We parked at Brandon and rode north to Belmar.  We turned around at Belmar and drove south, past where we parked, to Kennerdell and back to the parking lot.

This is a video that Bob took with our GoPro7 camera during our bicycle ride.

I took several still images, while bicycling the trail.

Allegheny River Trail parking lot at Brandon.
We were the first car there, making our arrival around 10:00 am.  We are parked in front of the trail.  We began our ride by traveling north (past the white car).

I believe Sandy Creek is entering the Allegheny River here, with the Sandy Creek Trail crossing over the bridge.

In the distance is the Belmar Bridge.

I captured a short video clip of a boat going underneath the Belmar Bridge.

These stairs lead up to the Belmar Bridge. Bob is checking out the “bike path” alongside the stairs. We didn’t climb up to the bridge. The bridge crossing will be another day.

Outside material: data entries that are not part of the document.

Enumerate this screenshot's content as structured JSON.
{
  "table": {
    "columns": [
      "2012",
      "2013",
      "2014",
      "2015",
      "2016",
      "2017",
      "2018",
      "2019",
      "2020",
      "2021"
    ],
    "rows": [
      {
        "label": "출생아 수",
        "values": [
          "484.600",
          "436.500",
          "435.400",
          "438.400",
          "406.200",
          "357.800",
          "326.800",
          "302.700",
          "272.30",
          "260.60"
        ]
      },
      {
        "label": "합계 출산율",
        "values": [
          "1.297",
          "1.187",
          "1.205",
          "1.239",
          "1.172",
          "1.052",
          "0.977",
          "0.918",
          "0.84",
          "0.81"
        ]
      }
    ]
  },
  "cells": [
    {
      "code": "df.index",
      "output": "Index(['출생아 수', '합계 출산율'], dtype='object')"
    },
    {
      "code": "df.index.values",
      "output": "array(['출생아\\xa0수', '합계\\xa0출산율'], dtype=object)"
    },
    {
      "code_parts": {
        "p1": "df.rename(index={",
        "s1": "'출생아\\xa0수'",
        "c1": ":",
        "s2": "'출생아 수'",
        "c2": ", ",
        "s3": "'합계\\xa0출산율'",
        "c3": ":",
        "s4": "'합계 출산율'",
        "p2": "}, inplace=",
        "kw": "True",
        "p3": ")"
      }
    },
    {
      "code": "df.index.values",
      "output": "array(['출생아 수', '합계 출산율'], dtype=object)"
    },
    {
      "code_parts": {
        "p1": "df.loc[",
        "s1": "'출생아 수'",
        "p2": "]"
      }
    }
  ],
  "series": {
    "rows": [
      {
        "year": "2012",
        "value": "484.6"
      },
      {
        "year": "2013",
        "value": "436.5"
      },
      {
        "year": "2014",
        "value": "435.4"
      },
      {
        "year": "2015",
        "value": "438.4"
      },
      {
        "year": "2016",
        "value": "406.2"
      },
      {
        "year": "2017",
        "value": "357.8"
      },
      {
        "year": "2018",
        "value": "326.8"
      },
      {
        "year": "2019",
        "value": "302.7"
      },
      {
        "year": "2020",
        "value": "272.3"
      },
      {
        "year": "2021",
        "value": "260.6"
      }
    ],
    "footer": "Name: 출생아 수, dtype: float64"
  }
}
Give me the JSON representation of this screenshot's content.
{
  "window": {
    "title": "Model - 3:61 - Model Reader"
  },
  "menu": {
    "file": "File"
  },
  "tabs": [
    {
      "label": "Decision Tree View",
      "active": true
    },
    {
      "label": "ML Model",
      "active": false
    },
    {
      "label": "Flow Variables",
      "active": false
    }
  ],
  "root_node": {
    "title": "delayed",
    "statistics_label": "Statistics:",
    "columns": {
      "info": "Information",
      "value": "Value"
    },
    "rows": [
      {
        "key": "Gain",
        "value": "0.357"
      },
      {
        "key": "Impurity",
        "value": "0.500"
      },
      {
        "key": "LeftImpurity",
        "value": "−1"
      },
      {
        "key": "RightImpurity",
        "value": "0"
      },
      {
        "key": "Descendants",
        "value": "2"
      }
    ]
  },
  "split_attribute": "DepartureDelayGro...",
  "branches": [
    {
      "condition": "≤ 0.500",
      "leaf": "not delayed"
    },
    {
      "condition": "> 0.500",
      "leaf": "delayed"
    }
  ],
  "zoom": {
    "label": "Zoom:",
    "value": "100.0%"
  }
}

We are now riding south, making our way to Kennerdell. The Sandy Creek Trail crosses over the Belmar Bridge.

We saw birdhouses frequently along the trail.  The birdhouses are the result of Nathaniel Sedlacek’s 2012 Eagle Scout Project, according to signs posted on the birdhouses.

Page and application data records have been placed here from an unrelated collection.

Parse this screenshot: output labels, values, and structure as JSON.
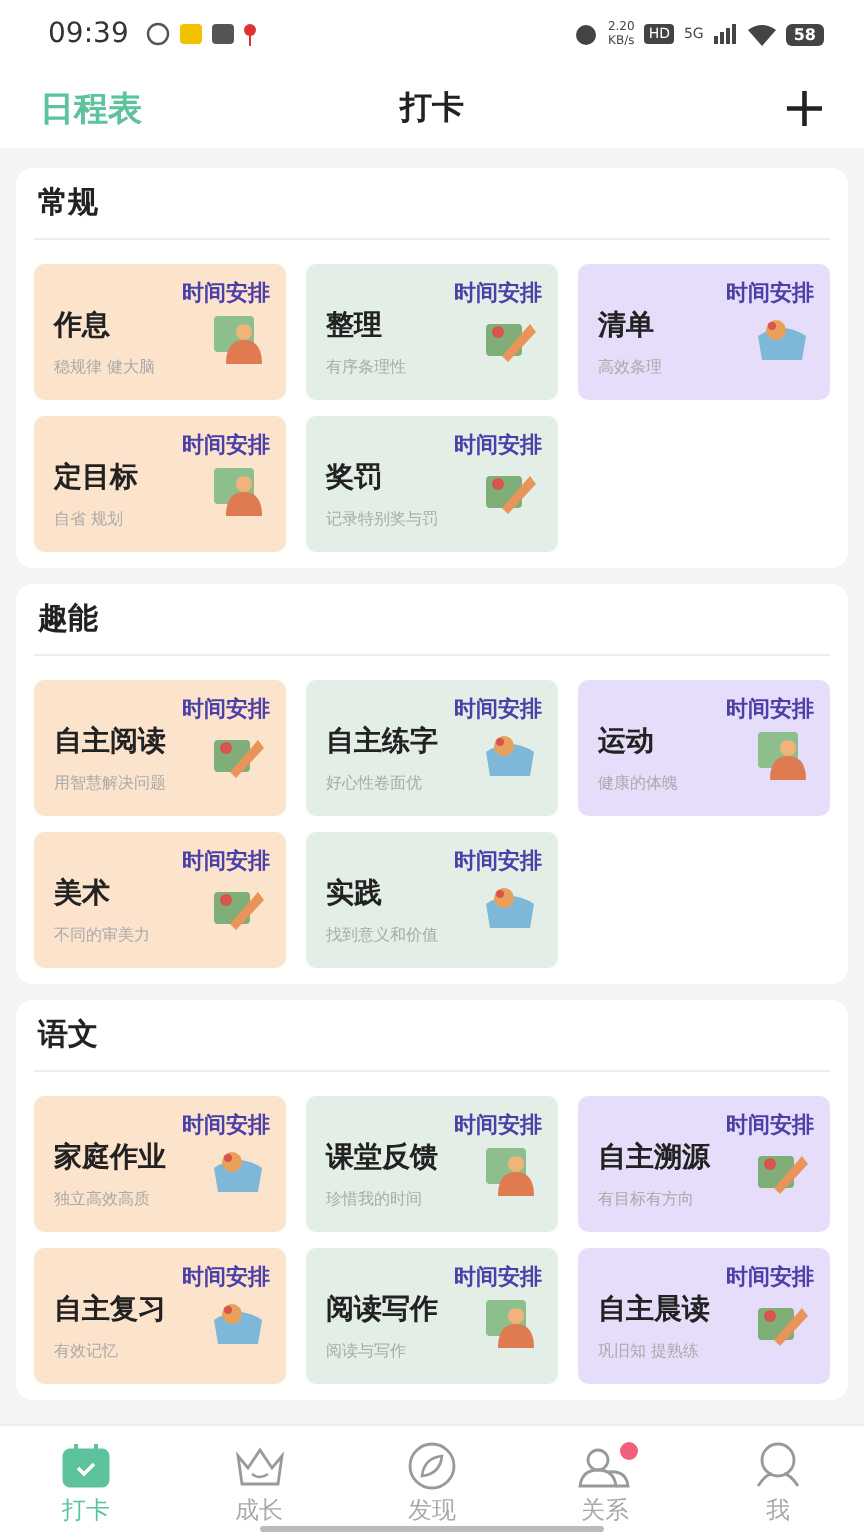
{
  "status_bar": {
    "time": "09:39",
    "speed": "2.20",
    "speed_unit": "KB/s",
    "hd": "HD",
    "network": "5G",
    "battery": "58"
  },
  "header": {
    "left": "日程表",
    "title": "打卡",
    "add": "+"
  },
  "sections": [
    {
      "title": "常规",
      "tiles": [
        {
          "name": "作息",
          "desc": "稳规律 健大脑",
          "tag": "时间安排",
          "color": "#fbe3cc"
        },
        {
          "name": "整理",
          "desc": "有序条理性",
          "tag": "时间安排",
          "color": "#e3eee6"
        },
        {
          "name": "清单",
          "desc": "高效条理",
          "tag": "时间安排",
          "color": "#e6ddfb"
        },
        {
          "name": "定目标",
          "desc": "自省 规划",
          "tag": "时间安排",
          "color": "#fbe3cc"
        },
        {
          "name": "奖罚",
          "desc": "记录特别奖与罚",
          "tag": "时间安排",
          "color": "#e3eee6"
        }
      ]
    },
    {
      "title": "趣能",
      "tiles": [
        {
          "name": "自主阅读",
          "desc": "用智慧解决问题",
          "tag": "时间安排",
          "color": "#fbe3cc"
        },
        {
          "name": "自主练字",
          "desc": "好心性卷面优",
          "tag": "时间安排",
          "color": "#e3eee6"
        },
        {
          "name": "运动",
          "desc": "健康的体魄",
          "tag": "时间安排",
          "color": "#e6ddfb"
        },
        {
          "name": "美术",
          "desc": "不同的审美力",
          "tag": "时间安排",
          "color": "#fbe3cc"
        },
        {
          "name": "实践",
          "desc": "找到意义和价值",
          "tag": "时间安排",
          "color": "#e3eee6"
        }
      ]
    },
    {
      "title": "语文",
      "tiles": [
        {
          "name": "家庭作业",
          "desc": "独立高效高质",
          "tag": "时间安排",
          "color": "#fbe3cc"
        },
        {
          "name": "课堂反馈",
          "desc": "珍惜我的时间",
          "tag": "时间安排",
          "color": "#e3eee6"
        },
        {
          "name": "自主溯源",
          "desc": "有目标有方向",
          "tag": "时间安排",
          "color": "#e6ddfb"
        },
        {
          "name": "自主复习",
          "desc": "有效记忆",
          "tag": "时间安排",
          "color": "#fbe3cc"
        },
        {
          "name": "阅读写作",
          "desc": "阅读与写作",
          "tag": "时间安排",
          "color": "#e3eee6"
        },
        {
          "name": "自主晨读",
          "desc": "巩旧知 提熟练",
          "tag": "时间安排",
          "color": "#e6ddfb"
        }
      ]
    }
  ],
  "tabs": [
    {
      "label": "打卡",
      "selected": true,
      "badge": false
    },
    {
      "label": "成长",
      "selected": false,
      "badge": false
    },
    {
      "label": "发现",
      "selected": false,
      "badge": false
    },
    {
      "label": "关系",
      "selected": false,
      "badge": true
    },
    {
      "label": "我",
      "selected": false,
      "badge": false
    }
  ]
}
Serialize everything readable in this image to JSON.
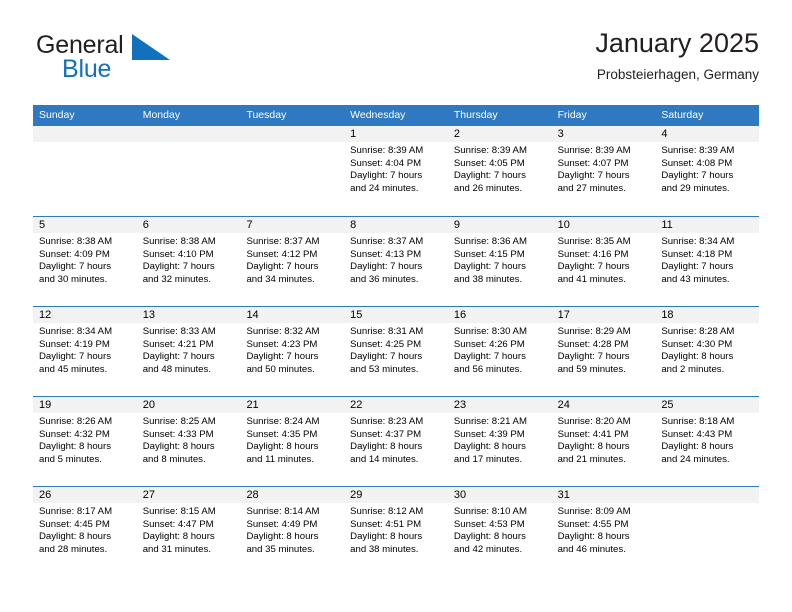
{
  "brand": {
    "name_top": "General",
    "name_bottom": "Blue",
    "accent_color": "#1271bf"
  },
  "header": {
    "title": "January 2025",
    "location": "Probsteierhagen, Germany"
  },
  "calendar": {
    "header_color": "#2e79c1",
    "weekdays": [
      "Sunday",
      "Monday",
      "Tuesday",
      "Wednesday",
      "Thursday",
      "Friday",
      "Saturday"
    ],
    "labels": {
      "sunrise": "Sunrise:",
      "sunset": "Sunset:",
      "daylight": "Daylight:"
    },
    "weeks": [
      [
        {
          "day": "",
          "empty": true
        },
        {
          "day": "",
          "empty": true
        },
        {
          "day": "",
          "empty": true
        },
        {
          "day": "1",
          "sunrise": "Sunrise: 8:39 AM",
          "sunset": "Sunset: 4:04 PM",
          "daylight_line1": "Daylight: 7 hours",
          "daylight_line2": "and 24 minutes."
        },
        {
          "day": "2",
          "sunrise": "Sunrise: 8:39 AM",
          "sunset": "Sunset: 4:05 PM",
          "daylight_line1": "Daylight: 7 hours",
          "daylight_line2": "and 26 minutes."
        },
        {
          "day": "3",
          "sunrise": "Sunrise: 8:39 AM",
          "sunset": "Sunset: 4:07 PM",
          "daylight_line1": "Daylight: 7 hours",
          "daylight_line2": "and 27 minutes."
        },
        {
          "day": "4",
          "sunrise": "Sunrise: 8:39 AM",
          "sunset": "Sunset: 4:08 PM",
          "daylight_line1": "Daylight: 7 hours",
          "daylight_line2": "and 29 minutes."
        }
      ],
      [
        {
          "day": "5",
          "sunrise": "Sunrise: 8:38 AM",
          "sunset": "Sunset: 4:09 PM",
          "daylight_line1": "Daylight: 7 hours",
          "daylight_line2": "and 30 minutes."
        },
        {
          "day": "6",
          "sunrise": "Sunrise: 8:38 AM",
          "sunset": "Sunset: 4:10 PM",
          "daylight_line1": "Daylight: 7 hours",
          "daylight_line2": "and 32 minutes."
        },
        {
          "day": "7",
          "sunrise": "Sunrise: 8:37 AM",
          "sunset": "Sunset: 4:12 PM",
          "daylight_line1": "Daylight: 7 hours",
          "daylight_line2": "and 34 minutes."
        },
        {
          "day": "8",
          "sunrise": "Sunrise: 8:37 AM",
          "sunset": "Sunset: 4:13 PM",
          "daylight_line1": "Daylight: 7 hours",
          "daylight_line2": "and 36 minutes."
        },
        {
          "day": "9",
          "sunrise": "Sunrise: 8:36 AM",
          "sunset": "Sunset: 4:15 PM",
          "daylight_line1": "Daylight: 7 hours",
          "daylight_line2": "and 38 minutes."
        },
        {
          "day": "10",
          "sunrise": "Sunrise: 8:35 AM",
          "sunset": "Sunset: 4:16 PM",
          "daylight_line1": "Daylight: 7 hours",
          "daylight_line2": "and 41 minutes."
        },
        {
          "day": "11",
          "sunrise": "Sunrise: 8:34 AM",
          "sunset": "Sunset: 4:18 PM",
          "daylight_line1": "Daylight: 7 hours",
          "daylight_line2": "and 43 minutes."
        }
      ],
      [
        {
          "day": "12",
          "sunrise": "Sunrise: 8:34 AM",
          "sunset": "Sunset: 4:19 PM",
          "daylight_line1": "Daylight: 7 hours",
          "daylight_line2": "and 45 minutes."
        },
        {
          "day": "13",
          "sunrise": "Sunrise: 8:33 AM",
          "sunset": "Sunset: 4:21 PM",
          "daylight_line1": "Daylight: 7 hours",
          "daylight_line2": "and 48 minutes."
        },
        {
          "day": "14",
          "sunrise": "Sunrise: 8:32 AM",
          "sunset": "Sunset: 4:23 PM",
          "daylight_line1": "Daylight: 7 hours",
          "daylight_line2": "and 50 minutes."
        },
        {
          "day": "15",
          "sunrise": "Sunrise: 8:31 AM",
          "sunset": "Sunset: 4:25 PM",
          "daylight_line1": "Daylight: 7 hours",
          "daylight_line2": "and 53 minutes."
        },
        {
          "day": "16",
          "sunrise": "Sunrise: 8:30 AM",
          "sunset": "Sunset: 4:26 PM",
          "daylight_line1": "Daylight: 7 hours",
          "daylight_line2": "and 56 minutes."
        },
        {
          "day": "17",
          "sunrise": "Sunrise: 8:29 AM",
          "sunset": "Sunset: 4:28 PM",
          "daylight_line1": "Daylight: 7 hours",
          "daylight_line2": "and 59 minutes."
        },
        {
          "day": "18",
          "sunrise": "Sunrise: 8:28 AM",
          "sunset": "Sunset: 4:30 PM",
          "daylight_line1": "Daylight: 8 hours",
          "daylight_line2": "and 2 minutes."
        }
      ],
      [
        {
          "day": "19",
          "sunrise": "Sunrise: 8:26 AM",
          "sunset": "Sunset: 4:32 PM",
          "daylight_line1": "Daylight: 8 hours",
          "daylight_line2": "and 5 minutes."
        },
        {
          "day": "20",
          "sunrise": "Sunrise: 8:25 AM",
          "sunset": "Sunset: 4:33 PM",
          "daylight_line1": "Daylight: 8 hours",
          "daylight_line2": "and 8 minutes."
        },
        {
          "day": "21",
          "sunrise": "Sunrise: 8:24 AM",
          "sunset": "Sunset: 4:35 PM",
          "daylight_line1": "Daylight: 8 hours",
          "daylight_line2": "and 11 minutes."
        },
        {
          "day": "22",
          "sunrise": "Sunrise: 8:23 AM",
          "sunset": "Sunset: 4:37 PM",
          "daylight_line1": "Daylight: 8 hours",
          "daylight_line2": "and 14 minutes."
        },
        {
          "day": "23",
          "sunrise": "Sunrise: 8:21 AM",
          "sunset": "Sunset: 4:39 PM",
          "daylight_line1": "Daylight: 8 hours",
          "daylight_line2": "and 17 minutes."
        },
        {
          "day": "24",
          "sunrise": "Sunrise: 8:20 AM",
          "sunset": "Sunset: 4:41 PM",
          "daylight_line1": "Daylight: 8 hours",
          "daylight_line2": "and 21 minutes."
        },
        {
          "day": "25",
          "sunrise": "Sunrise: 8:18 AM",
          "sunset": "Sunset: 4:43 PM",
          "daylight_line1": "Daylight: 8 hours",
          "daylight_line2": "and 24 minutes."
        }
      ],
      [
        {
          "day": "26",
          "sunrise": "Sunrise: 8:17 AM",
          "sunset": "Sunset: 4:45 PM",
          "daylight_line1": "Daylight: 8 hours",
          "daylight_line2": "and 28 minutes."
        },
        {
          "day": "27",
          "sunrise": "Sunrise: 8:15 AM",
          "sunset": "Sunset: 4:47 PM",
          "daylight_line1": "Daylight: 8 hours",
          "daylight_line2": "and 31 minutes."
        },
        {
          "day": "28",
          "sunrise": "Sunrise: 8:14 AM",
          "sunset": "Sunset: 4:49 PM",
          "daylight_line1": "Daylight: 8 hours",
          "daylight_line2": "and 35 minutes."
        },
        {
          "day": "29",
          "sunrise": "Sunrise: 8:12 AM",
          "sunset": "Sunset: 4:51 PM",
          "daylight_line1": "Daylight: 8 hours",
          "daylight_line2": "and 38 minutes."
        },
        {
          "day": "30",
          "sunrise": "Sunrise: 8:10 AM",
          "sunset": "Sunset: 4:53 PM",
          "daylight_line1": "Daylight: 8 hours",
          "daylight_line2": "and 42 minutes."
        },
        {
          "day": "31",
          "sunrise": "Sunrise: 8:09 AM",
          "sunset": "Sunset: 4:55 PM",
          "daylight_line1": "Daylight: 8 hours",
          "daylight_line2": "and 46 minutes."
        },
        {
          "day": "",
          "empty": true
        }
      ]
    ]
  }
}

The stairs lead down to a deck with table and chairs. The stairs continue down to the river’s edge. There are no houses anywhere near this structure.  There wasn’t a sign indicating that this structure is private.  I wonder if it is there for the enjoyment of anyone using the trail.

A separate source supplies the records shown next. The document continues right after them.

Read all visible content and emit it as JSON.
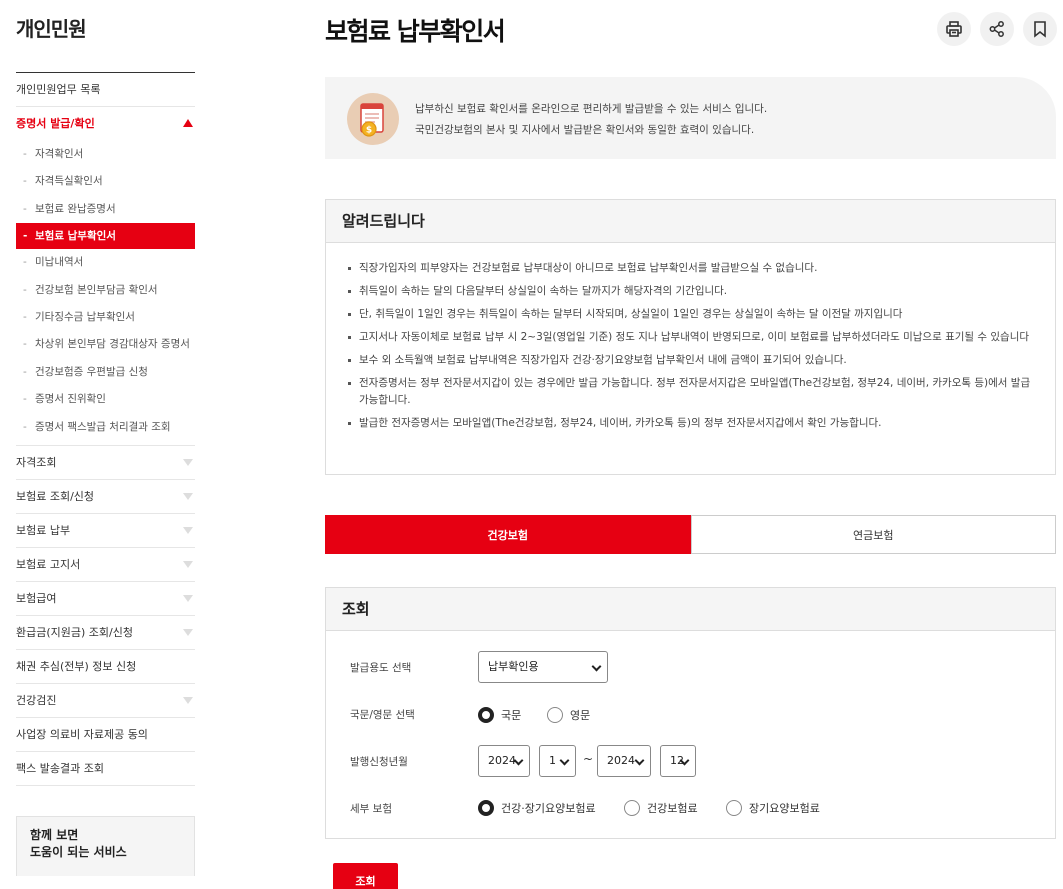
{
  "sidebar": {
    "title": "개인민원",
    "menu_top": "개인민원업무 목록",
    "active_section": "증명서 발급/확인",
    "sub_items": [
      "자격확인서",
      "자격득실확인서",
      "보험료 완납증명서",
      "보험료 납부확인서",
      "미납내역서",
      "건강보험 본인부담금 확인서",
      "기타징수금 납부확인서",
      "차상위 본인부담 경감대상자 증명서",
      "건강보험증 우편발급 신청",
      "증명서 진위확인",
      "증명서 팩스발급 처리결과 조회"
    ],
    "sections": [
      "자격조회",
      "보험료 조회/신청",
      "보험료 납부",
      "보험료 고지서",
      "보험급여",
      "환급금(지원금) 조회/신청",
      "채권 추심(전부) 정보 신청",
      "건강검진",
      "사업장 의료비 자료제공 동의",
      "팩스 발송결과 조회"
    ],
    "box_line1": "함께 보면",
    "box_line2": "도움이 되는 서비스"
  },
  "page": {
    "title": "보험료 납부확인서",
    "intro_line1": "납부하신 보험료 확인서를 온라인으로 편리하게 발급받을 수 있는 서비스 입니다.",
    "intro_line2": "국민건강보험의 본사 및 지사에서 발급받은 확인서와 동일한 효력이 있습니다."
  },
  "notice": {
    "heading": "알려드립니다",
    "items": [
      "직장가입자의 피부양자는 건강보험료 납부대상이 아니므로 보험료 납부확인서를 발급받으실 수 없습니다.",
      "취득일이 속하는 달의 다음달부터 상실일이 속하는 달까지가 해당자격의 기간입니다.",
      "단, 취득일이 1일인 경우는 취득일이 속하는 달부터 시작되며, 상실일이 1일인 경우는 상실일이 속하는 달 이전달 까지입니다",
      "고지서나 자동이체로 보험료 납부 시 2~3일(영업일 기준) 정도 지나 납부내역이 반영되므로, 이미 보험료를 납부하셨더라도 미납으로 표기될 수 있습니다",
      "보수 외 소득월액 보험료 납부내역은 직장가입자 건강·장기요양보험 납부확인서 내에 금액이 표기되어 있습니다.",
      "전자증명서는 정부 전자문서지갑이 있는 경우에만 발급 가능합니다. 정부 전자문서지갑은 모바일앱(The건강보험, 정부24, 네이버, 카카오톡 등)에서 발급 가능합니다.",
      "발급한 전자증명서는 모바일앱(The건강보험, 정부24, 네이버, 카카오톡 등)의 정부 전자문서지갑에서 확인 가능합니다."
    ]
  },
  "tabs": [
    "건강보험",
    "연금보험"
  ],
  "query": {
    "heading": "조회",
    "purpose_label": "발급용도 선택",
    "purpose_value": "납부확인용",
    "lang_label": "국문/영문 선택",
    "lang_options": [
      "국문",
      "영문"
    ],
    "period_label": "발행신청년월",
    "from_year": "2024",
    "from_month": "1",
    "to_year": "2024",
    "to_month": "12",
    "tilde": "~",
    "insurance_label": "세부 보험",
    "insurance_options": [
      "건강·장기요양보험료",
      "건강보험료",
      "장기요양보험료"
    ],
    "submit": "조회"
  },
  "colors": {
    "brand": "#e60012"
  }
}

I LOVE how this picture of the trail turned out!

We made it to Kennerdell Tunnel!

Neither Bob nor I rode through the tunnel on this ride.  Bob rode through this tunnel, as well as the Rockland Tunnel, in September.  I rode through the Rockland Tunnel in September, not the Kennerdell Tunnel.  I had no desire to ride through Kennerdell Tunnel during this ride.

We turned around at Kennerdell Tunnel and made our way back to the Brandon parking lot.

a River View

Allegheny River Trail is paved from Franklin to Emlenton, except for 3/4 of mile. The unpaved portion of the trail is gravel. I hated it! The trail detours here.

We look for eagles, whenever we are on our bicycle rides. We haven’t been fortunate yet to see an eagle, leastwise not a living, breathing eagle.

Allegheny River Canadian Geese

I captured a short video of the geese, in addition to the still image.

What a beautiful day it was for a bicycle ride on the Allegheny River Trail!

It was an enjoyable ride along the river.   

Ride Statistics:

• Bicycle Miles Ridden – 18.32 miles

• Total Moving Time – 2 hours 33 minutes 41 seconds

• Maximum Speed – 11.1 MPH

• Average Speed – 7.1 MPH

27.5 miles down and 2.5 miles to go on the Allegheny River Trail!